Likewise, I think it is fair to say that conspiracy theory has transformed in our time as well, in at least three ways. First, that frantic spirit, that living of life at a turning point, has had its commercial potential recognized and exploited fully. The fearful believer is no longer ruminating in his basement, or boring his family to tears, but instead clicking away on Facebook and Youtube, consuming hours of cable news every day, and perhaps buying overpriced gold bars, QAnon paraphernalia, and generally turning conspiracy theory into a good business. And if once the peddler of conspiracy theory lived a lonely life, confined to whomever he could corner, today the career of a professional conspiracy theorist can be reasonably lucrative, yielding a solid, middle-class existence. In this way, the aAttention economy has brought the paranoid style into its full flowering.

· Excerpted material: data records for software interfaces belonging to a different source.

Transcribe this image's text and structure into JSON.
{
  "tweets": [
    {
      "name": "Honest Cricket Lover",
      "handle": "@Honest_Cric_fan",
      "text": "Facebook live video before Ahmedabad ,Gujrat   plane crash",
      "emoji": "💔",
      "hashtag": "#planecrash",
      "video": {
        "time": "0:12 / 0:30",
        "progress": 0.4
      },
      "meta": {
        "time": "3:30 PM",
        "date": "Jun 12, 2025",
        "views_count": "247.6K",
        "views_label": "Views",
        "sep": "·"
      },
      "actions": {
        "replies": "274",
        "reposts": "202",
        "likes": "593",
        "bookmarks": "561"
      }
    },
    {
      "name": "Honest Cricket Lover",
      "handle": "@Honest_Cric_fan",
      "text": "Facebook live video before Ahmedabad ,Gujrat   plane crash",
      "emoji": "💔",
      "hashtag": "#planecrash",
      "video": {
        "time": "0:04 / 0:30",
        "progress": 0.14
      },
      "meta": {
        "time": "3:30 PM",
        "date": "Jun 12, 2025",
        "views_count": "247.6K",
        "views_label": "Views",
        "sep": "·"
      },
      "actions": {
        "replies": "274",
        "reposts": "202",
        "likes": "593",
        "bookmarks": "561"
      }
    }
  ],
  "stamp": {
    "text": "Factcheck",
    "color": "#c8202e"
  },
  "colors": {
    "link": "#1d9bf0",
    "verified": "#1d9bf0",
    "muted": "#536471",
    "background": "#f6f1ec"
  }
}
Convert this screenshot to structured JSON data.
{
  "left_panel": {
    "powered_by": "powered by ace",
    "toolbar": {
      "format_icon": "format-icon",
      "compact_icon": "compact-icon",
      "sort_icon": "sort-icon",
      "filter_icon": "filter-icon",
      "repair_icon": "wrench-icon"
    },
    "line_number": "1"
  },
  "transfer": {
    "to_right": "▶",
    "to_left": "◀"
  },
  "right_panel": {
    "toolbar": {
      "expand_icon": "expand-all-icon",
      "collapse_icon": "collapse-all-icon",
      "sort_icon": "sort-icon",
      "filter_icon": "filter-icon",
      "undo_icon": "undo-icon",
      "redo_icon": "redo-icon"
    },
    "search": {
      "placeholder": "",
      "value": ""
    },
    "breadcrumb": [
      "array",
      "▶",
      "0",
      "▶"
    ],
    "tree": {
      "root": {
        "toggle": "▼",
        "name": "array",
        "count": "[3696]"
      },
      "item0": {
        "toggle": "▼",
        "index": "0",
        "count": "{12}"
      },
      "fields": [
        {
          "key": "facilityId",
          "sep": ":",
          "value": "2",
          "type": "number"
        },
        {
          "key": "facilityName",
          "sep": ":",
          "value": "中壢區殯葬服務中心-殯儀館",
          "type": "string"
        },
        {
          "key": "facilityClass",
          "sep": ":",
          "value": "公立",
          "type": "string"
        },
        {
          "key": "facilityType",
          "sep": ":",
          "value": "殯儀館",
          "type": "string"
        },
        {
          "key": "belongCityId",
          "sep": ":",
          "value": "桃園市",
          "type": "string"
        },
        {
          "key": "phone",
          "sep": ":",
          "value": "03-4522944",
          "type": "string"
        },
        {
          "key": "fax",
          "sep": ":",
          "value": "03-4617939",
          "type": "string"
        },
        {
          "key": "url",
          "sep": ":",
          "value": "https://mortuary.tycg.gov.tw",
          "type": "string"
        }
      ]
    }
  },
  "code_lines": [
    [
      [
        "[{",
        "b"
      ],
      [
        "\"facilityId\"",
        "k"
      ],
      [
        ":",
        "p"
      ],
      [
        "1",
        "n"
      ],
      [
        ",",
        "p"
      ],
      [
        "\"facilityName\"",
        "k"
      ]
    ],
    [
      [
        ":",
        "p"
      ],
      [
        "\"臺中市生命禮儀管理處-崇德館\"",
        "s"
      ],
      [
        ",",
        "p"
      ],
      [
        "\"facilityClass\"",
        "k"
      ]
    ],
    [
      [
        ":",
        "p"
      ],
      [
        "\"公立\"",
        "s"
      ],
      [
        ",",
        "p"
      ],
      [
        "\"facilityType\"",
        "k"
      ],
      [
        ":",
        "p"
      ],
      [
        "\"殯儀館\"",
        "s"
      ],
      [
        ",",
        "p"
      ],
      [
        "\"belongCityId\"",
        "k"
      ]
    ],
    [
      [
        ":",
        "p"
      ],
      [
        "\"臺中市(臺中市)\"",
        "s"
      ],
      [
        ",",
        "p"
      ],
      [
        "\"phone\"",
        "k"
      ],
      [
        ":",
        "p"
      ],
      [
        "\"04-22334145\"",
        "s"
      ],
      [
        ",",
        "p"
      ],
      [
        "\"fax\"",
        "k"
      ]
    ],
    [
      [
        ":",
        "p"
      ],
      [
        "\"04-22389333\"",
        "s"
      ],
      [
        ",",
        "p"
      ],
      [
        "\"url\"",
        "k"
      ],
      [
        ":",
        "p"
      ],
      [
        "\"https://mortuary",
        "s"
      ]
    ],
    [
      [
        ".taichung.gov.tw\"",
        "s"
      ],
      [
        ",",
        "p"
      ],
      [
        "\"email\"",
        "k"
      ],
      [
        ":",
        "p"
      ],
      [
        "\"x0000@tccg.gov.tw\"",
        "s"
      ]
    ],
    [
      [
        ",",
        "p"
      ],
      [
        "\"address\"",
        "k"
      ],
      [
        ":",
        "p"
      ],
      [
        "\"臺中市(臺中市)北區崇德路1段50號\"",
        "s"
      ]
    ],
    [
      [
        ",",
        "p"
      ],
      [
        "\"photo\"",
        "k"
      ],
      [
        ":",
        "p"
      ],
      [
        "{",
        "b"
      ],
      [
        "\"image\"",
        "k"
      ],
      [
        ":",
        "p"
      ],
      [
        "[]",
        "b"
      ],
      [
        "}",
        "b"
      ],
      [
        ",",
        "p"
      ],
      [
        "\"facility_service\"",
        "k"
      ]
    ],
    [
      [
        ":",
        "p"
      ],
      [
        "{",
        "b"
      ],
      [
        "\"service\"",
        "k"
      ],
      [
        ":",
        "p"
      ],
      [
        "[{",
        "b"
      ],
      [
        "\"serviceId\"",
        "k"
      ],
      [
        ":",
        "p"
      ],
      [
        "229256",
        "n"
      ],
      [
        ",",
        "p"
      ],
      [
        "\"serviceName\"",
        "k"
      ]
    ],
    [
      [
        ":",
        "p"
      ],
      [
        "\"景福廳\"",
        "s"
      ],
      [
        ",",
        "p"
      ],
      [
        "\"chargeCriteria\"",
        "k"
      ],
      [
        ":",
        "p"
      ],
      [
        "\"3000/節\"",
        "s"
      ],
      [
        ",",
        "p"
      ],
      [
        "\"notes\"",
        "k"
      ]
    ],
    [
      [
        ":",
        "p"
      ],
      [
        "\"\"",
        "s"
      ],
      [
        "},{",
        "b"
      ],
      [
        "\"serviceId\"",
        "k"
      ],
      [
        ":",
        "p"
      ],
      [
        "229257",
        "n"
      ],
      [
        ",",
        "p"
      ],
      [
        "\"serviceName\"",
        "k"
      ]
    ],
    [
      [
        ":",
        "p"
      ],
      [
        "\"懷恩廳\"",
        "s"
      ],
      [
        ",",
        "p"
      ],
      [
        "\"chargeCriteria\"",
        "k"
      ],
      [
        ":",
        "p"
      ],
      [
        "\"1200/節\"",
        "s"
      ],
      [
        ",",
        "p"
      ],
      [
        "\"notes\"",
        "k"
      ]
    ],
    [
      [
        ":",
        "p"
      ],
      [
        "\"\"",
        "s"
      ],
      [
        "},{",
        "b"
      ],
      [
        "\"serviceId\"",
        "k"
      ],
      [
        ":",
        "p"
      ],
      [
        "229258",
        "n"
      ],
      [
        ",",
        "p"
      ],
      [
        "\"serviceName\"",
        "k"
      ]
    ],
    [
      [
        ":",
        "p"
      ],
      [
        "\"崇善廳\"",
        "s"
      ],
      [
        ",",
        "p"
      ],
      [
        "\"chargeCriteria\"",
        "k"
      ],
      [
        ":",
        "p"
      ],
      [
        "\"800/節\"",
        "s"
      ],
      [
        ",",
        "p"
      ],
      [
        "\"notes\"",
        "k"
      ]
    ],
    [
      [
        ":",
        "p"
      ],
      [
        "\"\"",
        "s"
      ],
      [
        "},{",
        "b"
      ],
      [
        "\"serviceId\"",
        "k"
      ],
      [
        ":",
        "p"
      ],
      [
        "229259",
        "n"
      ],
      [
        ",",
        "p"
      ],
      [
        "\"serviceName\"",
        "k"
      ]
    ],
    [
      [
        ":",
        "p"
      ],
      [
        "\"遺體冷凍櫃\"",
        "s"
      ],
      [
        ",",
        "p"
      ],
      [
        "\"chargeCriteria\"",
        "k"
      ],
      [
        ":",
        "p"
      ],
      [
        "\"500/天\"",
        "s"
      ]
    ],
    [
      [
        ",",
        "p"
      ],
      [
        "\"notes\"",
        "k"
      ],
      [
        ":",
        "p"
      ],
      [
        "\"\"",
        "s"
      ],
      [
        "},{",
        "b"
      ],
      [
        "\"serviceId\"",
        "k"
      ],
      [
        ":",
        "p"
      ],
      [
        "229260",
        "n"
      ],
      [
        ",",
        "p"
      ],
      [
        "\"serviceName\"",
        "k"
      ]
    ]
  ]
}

Consistent with this change in the economics, the ranks of the paranoid have broadened. If in 1964, they were an angry minority, the extreme radical right, but today form a much larger group, with left wing battalions as well. That broadening has promoted what would once be considered conspiracy theory into regular discourse, and indeed evocation of sinister theories in the public media has become so common as to barely elicit comment. For example, when the George Floyd protests erupted in the summer of 2020, Ruldoph Giuliani, once known as “America’s mayor” quickly went on television to connect the protests to jewish financier George Soros and antifa groups.
A third difference is that those who were, in the ’60s, considered right wing radicals are no longer actually dispossessed, for many have come to occupy positions of power in Government or in the media, including, of course, the President of the United States. This, of course poses a dilemma for a style that depends on being in hopeless struggle against some overwhelmingly powerful and sinister force, and much must be done to preserve the sense that, despite their powers, figures like the US President still face dark forces much greater than them.

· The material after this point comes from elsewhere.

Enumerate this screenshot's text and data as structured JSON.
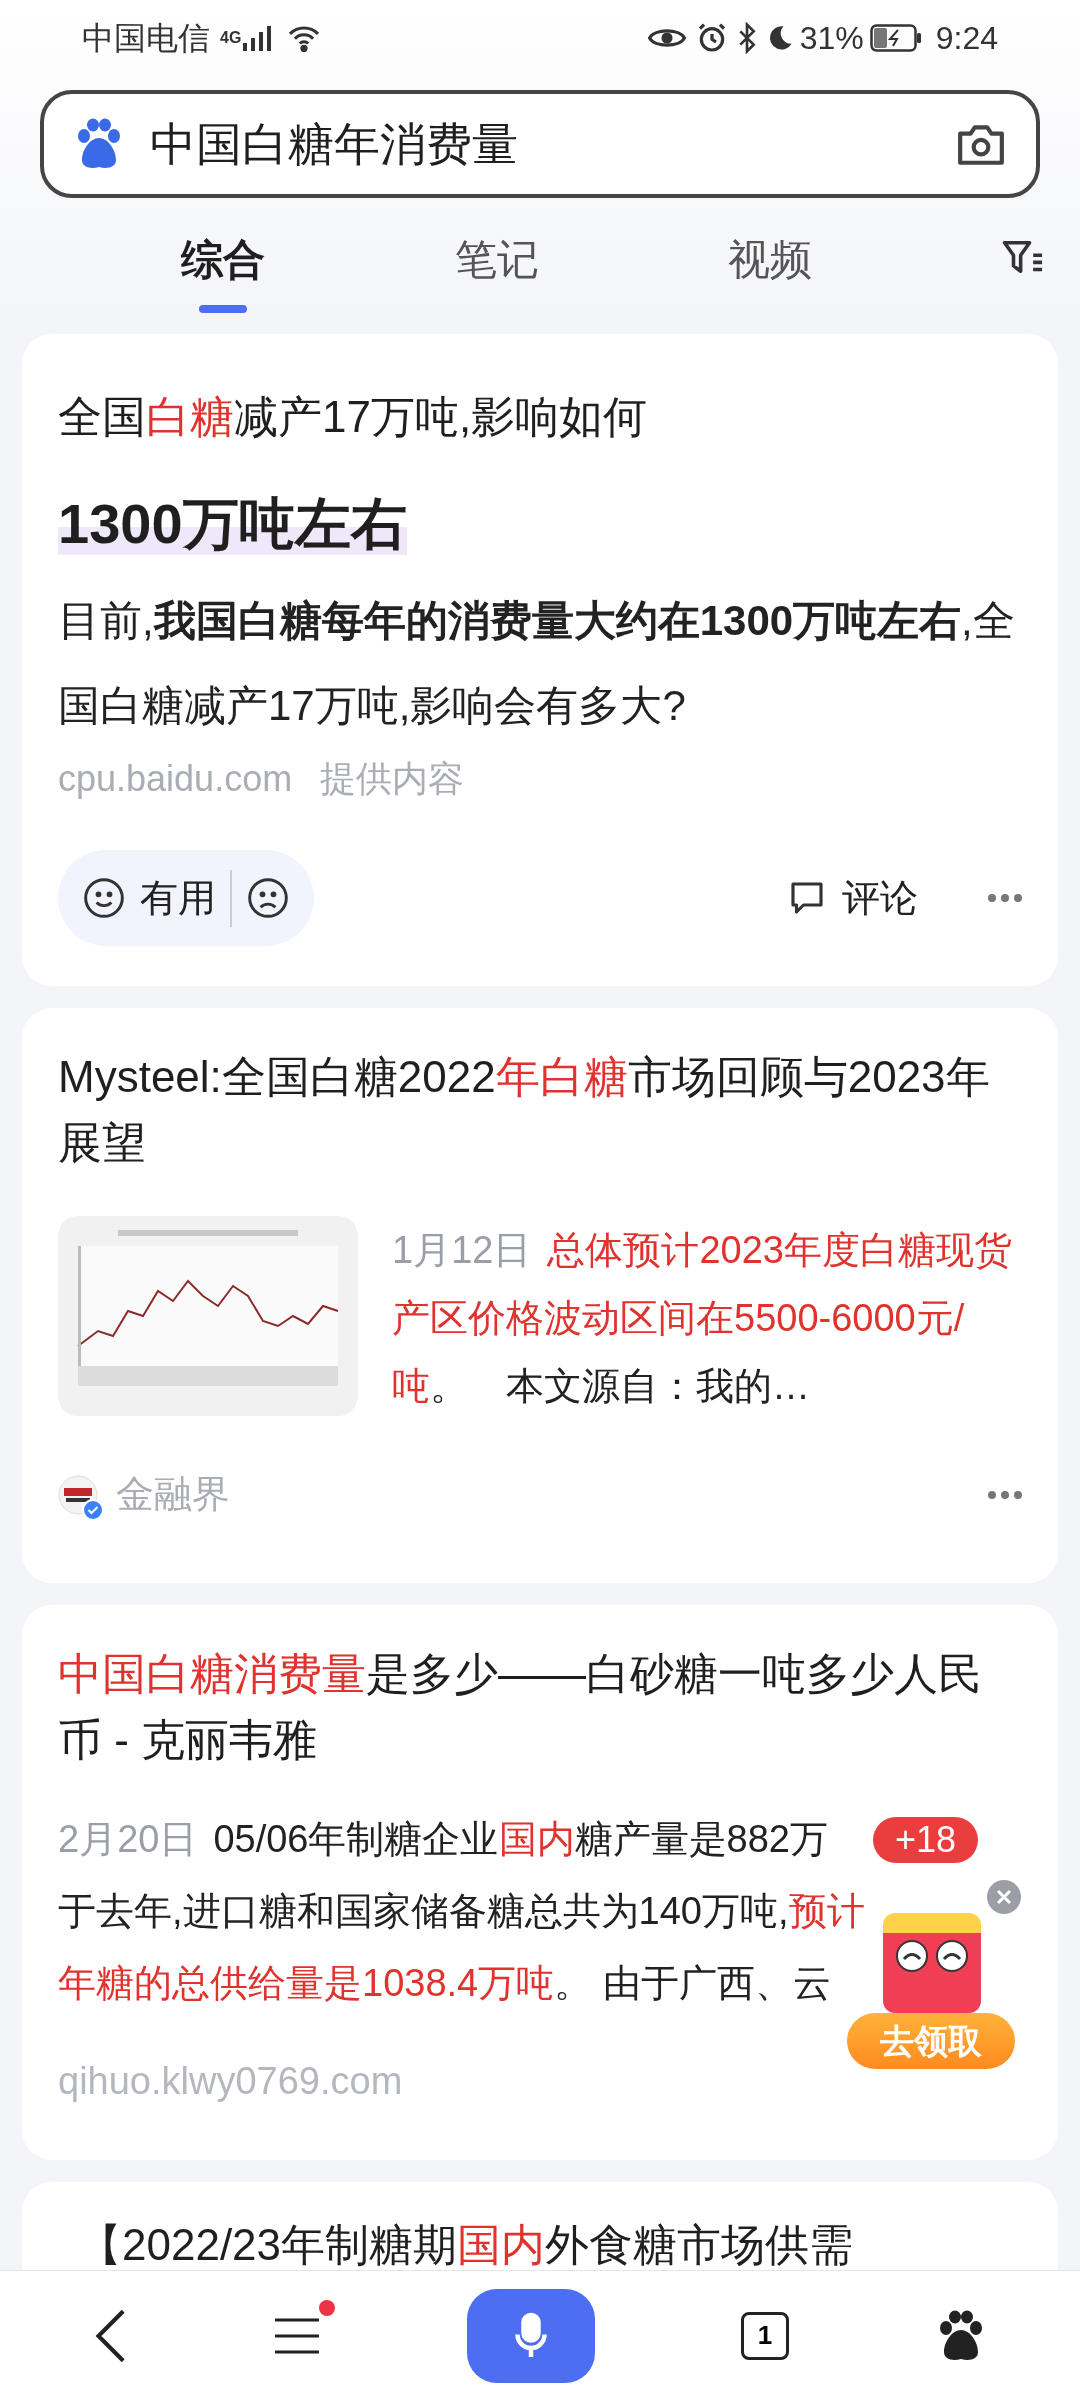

That problem is relieved to some extent, by the idea that the enemy is so vast and terrifying that it must be eliminated entirely, and that victories must be complete and unqualified. That leads to inevitable failures which serve only to heighten the sense of urgency and the need to redouble one’s efforts. The modern day conspiracy theorist also choses not shadowy figures, but visible enemies who will not easily disappear, like the mainstream media, left wing college professors, or the ranks of those who wish to enter the country. The former can be constantly baited into combat and the latter blamed for anything bad. As this proceeds, the long run effect of the technique can divide the country into groups whose power and livelihood come to depend on fighting the other’s threats to the domestic way of life, like two orbiting electrons, in a strange kind of interdependence.

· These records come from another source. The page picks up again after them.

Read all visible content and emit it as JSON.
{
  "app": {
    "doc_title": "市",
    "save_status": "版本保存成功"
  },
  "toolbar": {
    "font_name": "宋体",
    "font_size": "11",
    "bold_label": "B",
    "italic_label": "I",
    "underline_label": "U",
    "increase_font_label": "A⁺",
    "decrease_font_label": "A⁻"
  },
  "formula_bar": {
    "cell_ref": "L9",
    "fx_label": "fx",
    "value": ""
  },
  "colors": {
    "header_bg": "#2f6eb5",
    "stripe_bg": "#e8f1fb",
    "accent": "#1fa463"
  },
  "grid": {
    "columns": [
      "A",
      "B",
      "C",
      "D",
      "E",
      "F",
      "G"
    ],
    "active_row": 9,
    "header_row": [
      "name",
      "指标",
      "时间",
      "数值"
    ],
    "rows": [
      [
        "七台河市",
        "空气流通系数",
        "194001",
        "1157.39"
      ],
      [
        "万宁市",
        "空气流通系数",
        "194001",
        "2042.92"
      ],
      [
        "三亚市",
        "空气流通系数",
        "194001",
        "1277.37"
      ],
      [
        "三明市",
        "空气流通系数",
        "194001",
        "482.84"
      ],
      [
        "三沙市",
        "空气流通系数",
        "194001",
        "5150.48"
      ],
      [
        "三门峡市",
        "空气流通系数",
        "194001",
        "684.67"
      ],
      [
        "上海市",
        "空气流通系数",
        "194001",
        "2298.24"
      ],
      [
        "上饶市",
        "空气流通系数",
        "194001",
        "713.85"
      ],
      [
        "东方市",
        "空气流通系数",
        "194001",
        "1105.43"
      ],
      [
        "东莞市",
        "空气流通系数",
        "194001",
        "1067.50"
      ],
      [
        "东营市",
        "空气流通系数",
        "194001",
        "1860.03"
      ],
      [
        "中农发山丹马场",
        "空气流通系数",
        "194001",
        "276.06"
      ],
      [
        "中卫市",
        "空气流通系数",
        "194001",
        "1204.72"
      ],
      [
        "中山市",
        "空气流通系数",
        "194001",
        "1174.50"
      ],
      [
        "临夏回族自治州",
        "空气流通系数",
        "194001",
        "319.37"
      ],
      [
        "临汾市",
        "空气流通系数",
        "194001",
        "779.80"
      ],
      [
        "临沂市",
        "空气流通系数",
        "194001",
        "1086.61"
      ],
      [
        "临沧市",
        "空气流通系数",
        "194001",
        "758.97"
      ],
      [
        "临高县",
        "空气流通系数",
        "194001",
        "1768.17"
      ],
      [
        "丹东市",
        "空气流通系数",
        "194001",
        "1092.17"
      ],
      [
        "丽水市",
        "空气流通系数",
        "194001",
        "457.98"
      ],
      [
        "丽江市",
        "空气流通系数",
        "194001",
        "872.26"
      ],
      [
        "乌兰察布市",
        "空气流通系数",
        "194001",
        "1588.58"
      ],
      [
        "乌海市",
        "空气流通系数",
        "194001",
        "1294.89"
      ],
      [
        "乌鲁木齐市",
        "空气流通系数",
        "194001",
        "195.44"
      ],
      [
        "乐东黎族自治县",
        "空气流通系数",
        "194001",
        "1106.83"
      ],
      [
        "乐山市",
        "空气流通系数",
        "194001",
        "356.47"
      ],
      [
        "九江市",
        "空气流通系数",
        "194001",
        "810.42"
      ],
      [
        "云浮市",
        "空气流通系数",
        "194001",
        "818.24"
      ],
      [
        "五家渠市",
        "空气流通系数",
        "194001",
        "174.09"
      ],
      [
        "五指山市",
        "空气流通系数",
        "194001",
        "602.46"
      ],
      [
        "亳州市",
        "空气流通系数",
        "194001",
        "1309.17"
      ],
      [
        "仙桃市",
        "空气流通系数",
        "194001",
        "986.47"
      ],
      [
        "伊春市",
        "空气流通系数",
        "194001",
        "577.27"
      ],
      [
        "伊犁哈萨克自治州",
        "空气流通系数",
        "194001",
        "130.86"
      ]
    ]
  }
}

Finally, in its way, the paranoid style seems to have infected everyone to some degree. Who in this country doesn’t fear that that which is best about this nation is being taken away from us by “them?” I think most if not all Americans fear there is a threat to their way of life and to institutions held dear, and is convinced that the “other side” has access to strange powers and sources of influence that our side somehow lacks. That’s why perhaps the real change, since 1964, is the discovery of how few of us are relaxed when it comes to politics: compared with 1964, we are all paranoids now.